* Exercise materials:
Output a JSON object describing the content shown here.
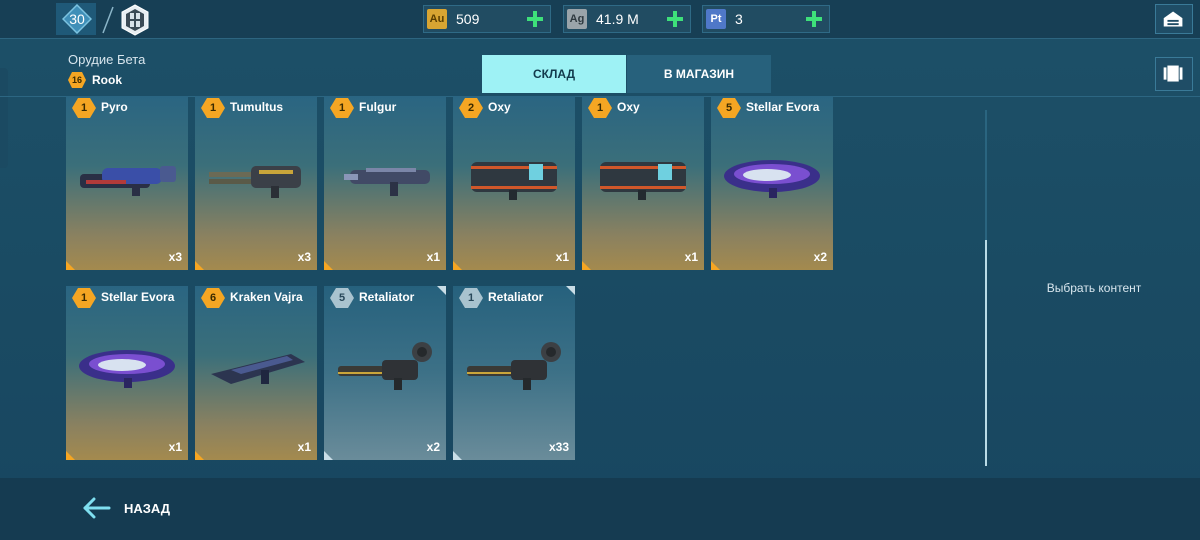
{
  "topbar": {
    "player_level": "30",
    "resources": [
      {
        "badge": "Au",
        "value": "509",
        "badge_color": "#d8a532"
      },
      {
        "badge": "Ag",
        "value": "41.9 M",
        "badge_color": "#9aa4aa"
      },
      {
        "badge": "Pt",
        "value": "3",
        "badge_color": "#4f78c8"
      }
    ]
  },
  "header": {
    "weapon_slot_title": "Орудие Бета",
    "robot_level": "16",
    "robot_name": "Rook"
  },
  "tabs": {
    "storage": "СКЛАД",
    "to_shop": "В МАГАЗИН"
  },
  "items": [
    {
      "level": "1",
      "name": "Pyro",
      "qty": "x3",
      "rarity": "gold"
    },
    {
      "level": "1",
      "name": "Tumultus",
      "qty": "x3",
      "rarity": "gold"
    },
    {
      "level": "1",
      "name": "Fulgur",
      "qty": "x1",
      "rarity": "gold"
    },
    {
      "level": "2",
      "name": "Oxy",
      "qty": "x1",
      "rarity": "gold"
    },
    {
      "level": "1",
      "name": "Oxy",
      "qty": "x1",
      "rarity": "gold"
    },
    {
      "level": "5",
      "name": "Stellar Evora",
      "qty": "x2",
      "rarity": "gold"
    },
    {
      "level": "1",
      "name": "Stellar Evora",
      "qty": "x1",
      "rarity": "gold"
    },
    {
      "level": "6",
      "name": "Kraken Vajra",
      "qty": "x1",
      "rarity": "gold"
    },
    {
      "level": "5",
      "name": "Retaliator",
      "qty": "x2",
      "rarity": "grey"
    },
    {
      "level": "1",
      "name": "Retaliator",
      "qty": "x33",
      "rarity": "grey"
    }
  ],
  "side_panel": {
    "select_content": "Выбрать контент"
  },
  "footer": {
    "back_label": "НАЗАД"
  }
}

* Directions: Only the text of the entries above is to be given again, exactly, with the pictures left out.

* Exercise result:
Output a JSON object describing the content shown here.
{
  "topbar": {
    "player_level": "30",
    "resources": [
      {
        "badge": "Au",
        "value": "509",
        "badge_color": "#d8a532"
      },
      {
        "badge": "Ag",
        "value": "41.9 M",
        "badge_color": "#9aa4aa"
      },
      {
        "badge": "Pt",
        "value": "3",
        "badge_color": "#4f78c8"
      }
    ]
  },
  "header": {
    "weapon_slot_title": "Орудие Бета",
    "robot_level": "16",
    "robot_name": "Rook"
  },
  "tabs": {
    "storage": "СКЛАД",
    "to_shop": "В МАГАЗИН"
  },
  "items": [
    {
      "level": "1",
      "name": "Pyro",
      "qty": "x3",
      "rarity": "gold"
    },
    {
      "level": "1",
      "name": "Tumultus",
      "qty": "x3",
      "rarity": "gold"
    },
    {
      "level": "1",
      "name": "Fulgur",
      "qty": "x1",
      "rarity": "gold"
    },
    {
      "level": "2",
      "name": "Oxy",
      "qty": "x1",
      "rarity": "gold"
    },
    {
      "level": "1",
      "name": "Oxy",
      "qty": "x1",
      "rarity": "gold"
    },
    {
      "level": "5",
      "name": "Stellar Evora",
      "qty": "x2",
      "rarity": "gold"
    },
    {
      "level": "1",
      "name": "Stellar Evora",
      "qty": "x1",
      "rarity": "gold"
    },
    {
      "level": "6",
      "name": "Kraken Vajra",
      "qty": "x1",
      "rarity": "gold"
    },
    {
      "level": "5",
      "name": "Retaliator",
      "qty": "x2",
      "rarity": "grey"
    },
    {
      "level": "1",
      "name": "Retaliator",
      "qty": "x33",
      "rarity": "grey"
    }
  ],
  "side_panel": {
    "select_content": "Выбрать контент"
  },
  "footer": {
    "back_label": "НАЗАД"
  }
}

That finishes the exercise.